“Maybe when there was only a handful of mines and it was super important what kind of technology you were using [that wouldn’t have been as necessary],” he said. “Now there are 100 and some projects up there.”
While the panel is not saying that the names should be put on every single one, Mowat believes they all should be published so that the public can see how many oilsands projects are in operation and whether they are in pre-payout or post-payout. “We have a public royalty system; it’s a public asset so why don’t we know that?”
He suggested that Albertans want to understand how the oilsands royalty rates are working out for Albertans and that publishing that information doesn’t put anyone at a competitive disadvantage but just allows anyone who is a researcher, for example, to reconcile what the province is doing and whether “we are doing what we said.”
The Energy Department is still on track to complete by March 31, 2016 the detailed calculations that will enable producers to determine the royalties they will be paying,Brad Hartle, a spokesman for Energy MinisterMargaret McCuaig-Boyd, said Tuesday.
Dining habits cook up greenhouse gas storm
On the air-pollution scale, consumers have a counterpart to the oilsands, only bigger—much bigger. Call it the skeleton in the kitchen. The United States Department of Agriculture (USDA) exposes the startling results of rich eating and drinking habits in a report titled The Role of Fossil Fuels in the U.S. Food System and the American Diet.
“Use of fossil fuels to produce the foods and beverages consumed by Americans in 2007 accounted for 13.6 per cent of economy-wide CO2 emissions from fossil fuels,” says the 90-page document.
“Domestic fossil fuel use linked to U.S. food consumption produced 817 million of the nearly six billion metric tons of CO2 emissions economy-wide,” it says.

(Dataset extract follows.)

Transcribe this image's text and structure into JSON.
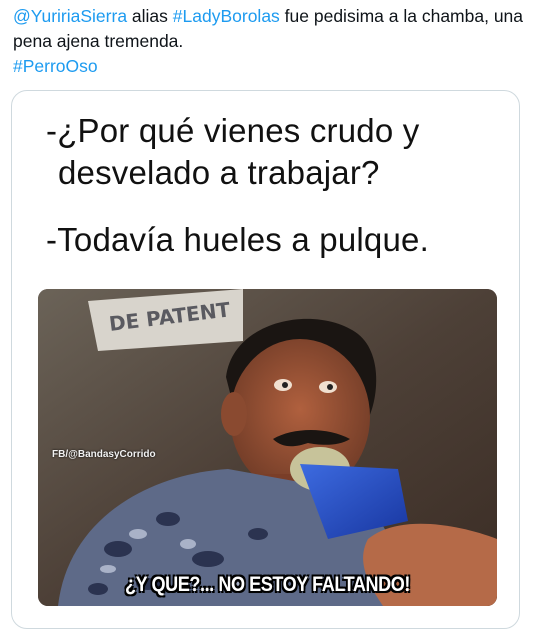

The role of everyday American grub in the exhaust blamed for global climate change is 12 times the current annual oilsands contribution of 70 million tonnes and exceeds the Canadian total from …
By: Henry Lyatsky, P.Geoph.,P.Geol., Lyatsky Geoscience Research & Consulting Ltd.

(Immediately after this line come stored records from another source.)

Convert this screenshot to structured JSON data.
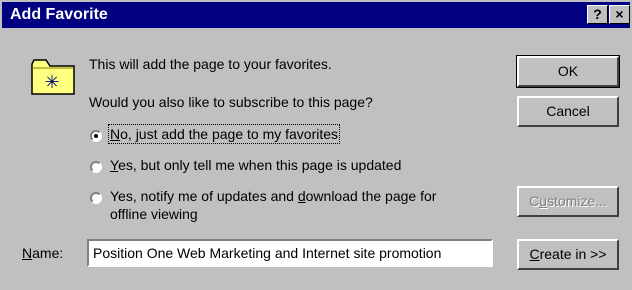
{
  "dialog": {
    "title": "Add Favorite",
    "help_label": "?",
    "close_label": "×"
  },
  "message": {
    "line1": "This will add the page to your favorites.",
    "line2": "Would you also like to subscribe to this page?"
  },
  "options": [
    {
      "label": "No, just add the page to my favorites",
      "mnemonic": "N",
      "rest": "o, just add the page to my favorites",
      "selected": true
    },
    {
      "label": "Yes, but only tell me when this page is updated",
      "mnemonic": "Y",
      "rest": "es, but only tell me when this page is updated",
      "selected": false
    },
    {
      "label_pre": "Yes, notify me of updates and ",
      "mnemonic": "d",
      "label_post": "ownload the page for",
      "label_line2": "offline viewing",
      "selected": false
    }
  ],
  "name_field": {
    "label_mnemonic": "N",
    "label_rest": "ame:",
    "value": "Position One Web Marketing and Internet site promotion"
  },
  "buttons": {
    "ok": "OK",
    "cancel": "Cancel",
    "customize_pre": "C",
    "customize_mnemonic": "u",
    "customize_post": "stomize...",
    "create_mnemonic": "C",
    "create_rest": "reate in >>"
  },
  "colors": {
    "titlebar": "#000080",
    "face": "#c0c0c0",
    "folder": "#ffff80"
  },
  "icons": {
    "folder": "folder-star-icon"
  }
}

Published: CSEG - Recorder (page 26)
"…There are known knowns; there
are things we know we know. We also know there are known unknowns; that is to say we know there are some things
we do not know. But there are also unknown unknowns – the ones
we don’t knowwedon’tknow.”–DONALDRUMSFELD
TheplanetEarthiscooling.Theinterglacialclimateperiodthathas keptuswarmforthelastseveralthousandyears,allowingcivilization toriseandflourish,isover.Earthisabouttoreturntothedeep-freeze conditionsofthelasticeagethatendedsome12,000yearsago,when allofCanadaandmuchofEuropewerecoveredbythesortofthickcontinentalglaciersthattodayblanketremoteGreenlandandAntarctica. This scientific “truth” was drilled into me, a
young geology undergradin Calgary, by
esteemed professors in basic courses at the beginning of the1980s. In the 1970s the media were abuzz with
global-cooling scares. Cooling was supposedly a scientific fact. Thankfully…
By Kenneth P. Green, Elmira Aliakbari and Ashley Stedman - The Fraser Institute
Published: Fort Nelson News
TransCanada Corp. recently pulled the plug on Energy East, its proposed 1.1-million-barrel-per-day oil pipeline between Alberta and New Brunswick, a month after the company said it would conduct a "careful review" of the cost impacts of changes in National Energy Board regulations.
It was the latest in a chain of bad news for Canada's energy industry, and further evidence that Canada's growing regulatory barriers may be damaging our investment climate.
Plunging oil prices and the approval of competing pipelines such as Keystone XL certainly contributed to the cancellation of Energy East.
But governments, by continuing to pile on new taxes and create unclear regulations, are killing existing projects and driving investment away from Canada.
A 2016 Fraser Institute survey of energy executives and managers found that Al…